Task goal: Within the records below, filter for lines carrying the word "changes" and copy them.

Dataset entries
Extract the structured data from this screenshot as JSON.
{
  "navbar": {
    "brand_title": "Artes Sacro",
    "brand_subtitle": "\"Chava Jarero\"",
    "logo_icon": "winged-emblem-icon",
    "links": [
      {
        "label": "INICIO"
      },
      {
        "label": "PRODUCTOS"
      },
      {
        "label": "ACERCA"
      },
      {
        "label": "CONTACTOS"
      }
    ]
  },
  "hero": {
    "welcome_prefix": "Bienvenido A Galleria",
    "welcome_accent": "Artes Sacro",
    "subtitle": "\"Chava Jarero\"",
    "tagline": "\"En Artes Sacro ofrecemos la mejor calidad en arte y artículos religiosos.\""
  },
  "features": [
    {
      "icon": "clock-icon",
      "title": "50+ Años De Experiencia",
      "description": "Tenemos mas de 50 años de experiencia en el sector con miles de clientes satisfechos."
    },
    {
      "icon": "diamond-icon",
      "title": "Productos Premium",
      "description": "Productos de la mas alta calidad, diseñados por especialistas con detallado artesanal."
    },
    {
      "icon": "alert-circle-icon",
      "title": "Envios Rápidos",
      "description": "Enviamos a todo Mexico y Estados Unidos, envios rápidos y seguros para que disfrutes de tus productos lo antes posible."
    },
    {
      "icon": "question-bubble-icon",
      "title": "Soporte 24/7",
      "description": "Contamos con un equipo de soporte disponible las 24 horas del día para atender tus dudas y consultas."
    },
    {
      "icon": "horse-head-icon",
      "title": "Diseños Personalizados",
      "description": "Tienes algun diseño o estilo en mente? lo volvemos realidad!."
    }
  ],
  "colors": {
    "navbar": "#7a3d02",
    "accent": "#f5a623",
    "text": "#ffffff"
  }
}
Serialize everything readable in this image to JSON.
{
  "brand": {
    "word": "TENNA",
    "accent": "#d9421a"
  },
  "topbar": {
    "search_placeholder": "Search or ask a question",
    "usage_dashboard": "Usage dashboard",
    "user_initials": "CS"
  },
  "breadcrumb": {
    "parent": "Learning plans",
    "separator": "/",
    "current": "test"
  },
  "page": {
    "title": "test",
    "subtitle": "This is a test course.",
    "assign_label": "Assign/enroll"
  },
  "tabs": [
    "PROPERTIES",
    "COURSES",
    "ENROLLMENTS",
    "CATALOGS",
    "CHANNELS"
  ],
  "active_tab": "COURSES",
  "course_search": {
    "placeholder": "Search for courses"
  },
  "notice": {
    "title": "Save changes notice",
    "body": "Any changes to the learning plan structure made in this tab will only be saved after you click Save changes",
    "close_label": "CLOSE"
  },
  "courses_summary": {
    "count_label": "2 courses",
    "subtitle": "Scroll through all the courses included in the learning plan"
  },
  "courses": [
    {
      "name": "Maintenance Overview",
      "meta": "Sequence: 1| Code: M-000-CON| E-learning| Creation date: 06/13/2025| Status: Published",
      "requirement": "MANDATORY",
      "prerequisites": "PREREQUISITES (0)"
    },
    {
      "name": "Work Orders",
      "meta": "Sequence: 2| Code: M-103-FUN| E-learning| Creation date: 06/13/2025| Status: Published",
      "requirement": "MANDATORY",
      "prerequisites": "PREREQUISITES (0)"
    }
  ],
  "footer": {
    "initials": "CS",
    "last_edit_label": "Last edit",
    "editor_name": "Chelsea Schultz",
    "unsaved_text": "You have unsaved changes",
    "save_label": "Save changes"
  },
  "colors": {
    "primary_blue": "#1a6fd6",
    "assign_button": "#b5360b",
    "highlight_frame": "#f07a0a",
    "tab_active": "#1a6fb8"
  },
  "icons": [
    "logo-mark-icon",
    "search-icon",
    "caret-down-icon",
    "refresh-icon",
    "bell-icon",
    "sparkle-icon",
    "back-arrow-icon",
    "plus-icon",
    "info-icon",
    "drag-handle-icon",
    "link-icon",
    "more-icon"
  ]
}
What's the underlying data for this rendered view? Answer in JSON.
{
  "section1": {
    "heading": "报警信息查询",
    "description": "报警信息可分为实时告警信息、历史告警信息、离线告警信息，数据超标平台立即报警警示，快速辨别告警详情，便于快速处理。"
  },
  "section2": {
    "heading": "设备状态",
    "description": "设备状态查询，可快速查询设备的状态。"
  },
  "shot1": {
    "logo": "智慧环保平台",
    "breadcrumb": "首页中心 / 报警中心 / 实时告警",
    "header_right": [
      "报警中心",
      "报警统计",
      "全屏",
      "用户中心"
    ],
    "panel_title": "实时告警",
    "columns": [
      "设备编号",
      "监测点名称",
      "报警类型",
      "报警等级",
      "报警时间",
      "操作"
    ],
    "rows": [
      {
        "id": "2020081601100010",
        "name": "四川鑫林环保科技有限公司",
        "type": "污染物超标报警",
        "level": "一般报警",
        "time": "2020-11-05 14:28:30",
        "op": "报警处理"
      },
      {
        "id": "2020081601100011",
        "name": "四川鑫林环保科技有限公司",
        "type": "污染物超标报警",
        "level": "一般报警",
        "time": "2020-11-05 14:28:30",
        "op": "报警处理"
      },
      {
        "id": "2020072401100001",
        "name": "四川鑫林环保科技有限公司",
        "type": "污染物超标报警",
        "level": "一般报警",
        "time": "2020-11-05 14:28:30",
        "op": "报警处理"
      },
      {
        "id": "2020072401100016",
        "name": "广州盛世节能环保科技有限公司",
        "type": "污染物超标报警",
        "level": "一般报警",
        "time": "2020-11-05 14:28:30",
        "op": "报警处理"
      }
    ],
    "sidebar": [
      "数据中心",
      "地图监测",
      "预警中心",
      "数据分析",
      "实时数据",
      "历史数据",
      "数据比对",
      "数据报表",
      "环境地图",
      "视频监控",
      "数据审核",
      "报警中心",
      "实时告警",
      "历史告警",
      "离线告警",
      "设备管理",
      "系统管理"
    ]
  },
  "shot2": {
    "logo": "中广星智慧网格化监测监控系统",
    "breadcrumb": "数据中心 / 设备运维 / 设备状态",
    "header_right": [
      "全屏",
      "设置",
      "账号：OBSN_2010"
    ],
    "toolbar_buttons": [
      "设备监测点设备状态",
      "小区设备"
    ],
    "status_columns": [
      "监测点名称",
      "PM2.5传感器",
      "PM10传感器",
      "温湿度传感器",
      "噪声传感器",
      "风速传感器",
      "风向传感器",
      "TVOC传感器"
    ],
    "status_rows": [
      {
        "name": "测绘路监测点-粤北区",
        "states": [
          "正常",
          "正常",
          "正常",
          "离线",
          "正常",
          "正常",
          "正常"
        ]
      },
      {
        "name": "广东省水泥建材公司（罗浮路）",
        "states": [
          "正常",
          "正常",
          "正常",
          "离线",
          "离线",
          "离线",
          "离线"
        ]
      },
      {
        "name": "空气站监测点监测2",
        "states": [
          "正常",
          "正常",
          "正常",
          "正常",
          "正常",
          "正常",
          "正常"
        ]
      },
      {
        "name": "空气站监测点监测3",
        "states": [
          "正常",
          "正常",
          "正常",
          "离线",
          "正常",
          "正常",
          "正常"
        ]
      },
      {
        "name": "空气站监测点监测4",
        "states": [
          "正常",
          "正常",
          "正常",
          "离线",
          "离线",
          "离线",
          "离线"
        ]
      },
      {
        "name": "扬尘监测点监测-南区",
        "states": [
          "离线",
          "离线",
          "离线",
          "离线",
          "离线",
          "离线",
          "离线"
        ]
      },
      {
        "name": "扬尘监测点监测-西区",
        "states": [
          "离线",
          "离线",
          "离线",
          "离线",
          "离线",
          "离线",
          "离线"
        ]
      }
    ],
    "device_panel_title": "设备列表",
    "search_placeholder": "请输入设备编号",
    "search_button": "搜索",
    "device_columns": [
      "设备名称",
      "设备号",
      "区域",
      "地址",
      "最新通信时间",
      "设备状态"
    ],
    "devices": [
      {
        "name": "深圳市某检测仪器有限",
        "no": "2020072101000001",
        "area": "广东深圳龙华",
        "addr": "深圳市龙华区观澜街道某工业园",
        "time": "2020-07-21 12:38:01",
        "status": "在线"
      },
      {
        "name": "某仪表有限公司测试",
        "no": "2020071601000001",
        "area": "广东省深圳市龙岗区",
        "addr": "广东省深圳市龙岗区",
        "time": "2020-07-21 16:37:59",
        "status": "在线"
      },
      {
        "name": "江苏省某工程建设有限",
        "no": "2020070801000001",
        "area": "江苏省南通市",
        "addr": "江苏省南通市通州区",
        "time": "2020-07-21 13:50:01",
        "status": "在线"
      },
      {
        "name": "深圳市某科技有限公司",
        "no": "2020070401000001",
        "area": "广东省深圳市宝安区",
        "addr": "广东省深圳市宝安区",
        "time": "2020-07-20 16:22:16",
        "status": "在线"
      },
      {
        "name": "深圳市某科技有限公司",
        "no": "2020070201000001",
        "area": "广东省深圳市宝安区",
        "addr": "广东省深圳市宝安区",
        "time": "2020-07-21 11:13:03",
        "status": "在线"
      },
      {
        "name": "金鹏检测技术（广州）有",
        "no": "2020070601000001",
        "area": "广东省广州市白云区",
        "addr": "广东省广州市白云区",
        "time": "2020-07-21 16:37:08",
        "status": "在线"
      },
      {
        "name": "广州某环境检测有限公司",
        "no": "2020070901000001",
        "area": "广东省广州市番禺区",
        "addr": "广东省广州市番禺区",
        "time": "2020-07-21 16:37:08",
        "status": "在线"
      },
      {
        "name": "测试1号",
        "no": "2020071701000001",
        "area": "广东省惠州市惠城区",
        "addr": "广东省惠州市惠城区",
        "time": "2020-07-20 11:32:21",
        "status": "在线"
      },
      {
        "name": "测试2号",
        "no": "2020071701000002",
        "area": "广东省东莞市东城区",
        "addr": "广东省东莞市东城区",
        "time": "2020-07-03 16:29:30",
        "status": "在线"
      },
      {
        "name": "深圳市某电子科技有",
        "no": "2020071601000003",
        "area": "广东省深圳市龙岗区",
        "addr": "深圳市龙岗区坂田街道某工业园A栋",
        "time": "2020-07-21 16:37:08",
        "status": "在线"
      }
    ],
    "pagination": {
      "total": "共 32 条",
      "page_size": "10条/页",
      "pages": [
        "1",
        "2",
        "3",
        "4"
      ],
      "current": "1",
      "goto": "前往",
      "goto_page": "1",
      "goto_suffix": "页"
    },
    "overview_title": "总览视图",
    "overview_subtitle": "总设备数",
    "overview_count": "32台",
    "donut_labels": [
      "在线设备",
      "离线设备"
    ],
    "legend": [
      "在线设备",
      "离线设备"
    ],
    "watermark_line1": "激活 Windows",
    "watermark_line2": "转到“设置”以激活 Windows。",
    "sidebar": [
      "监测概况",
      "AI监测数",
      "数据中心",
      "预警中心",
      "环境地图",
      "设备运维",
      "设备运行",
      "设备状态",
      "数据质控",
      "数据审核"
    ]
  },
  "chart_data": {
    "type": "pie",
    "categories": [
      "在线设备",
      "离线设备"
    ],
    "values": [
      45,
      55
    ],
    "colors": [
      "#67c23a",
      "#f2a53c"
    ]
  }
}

Result of this task:
    "title": "Save changes notice",
    "body": "Any changes to the learning plan structure made in this tab will only be saved after you click Save changes",
    "unsaved_text": "You have unsaved changes",
    "save_label": "Save changes"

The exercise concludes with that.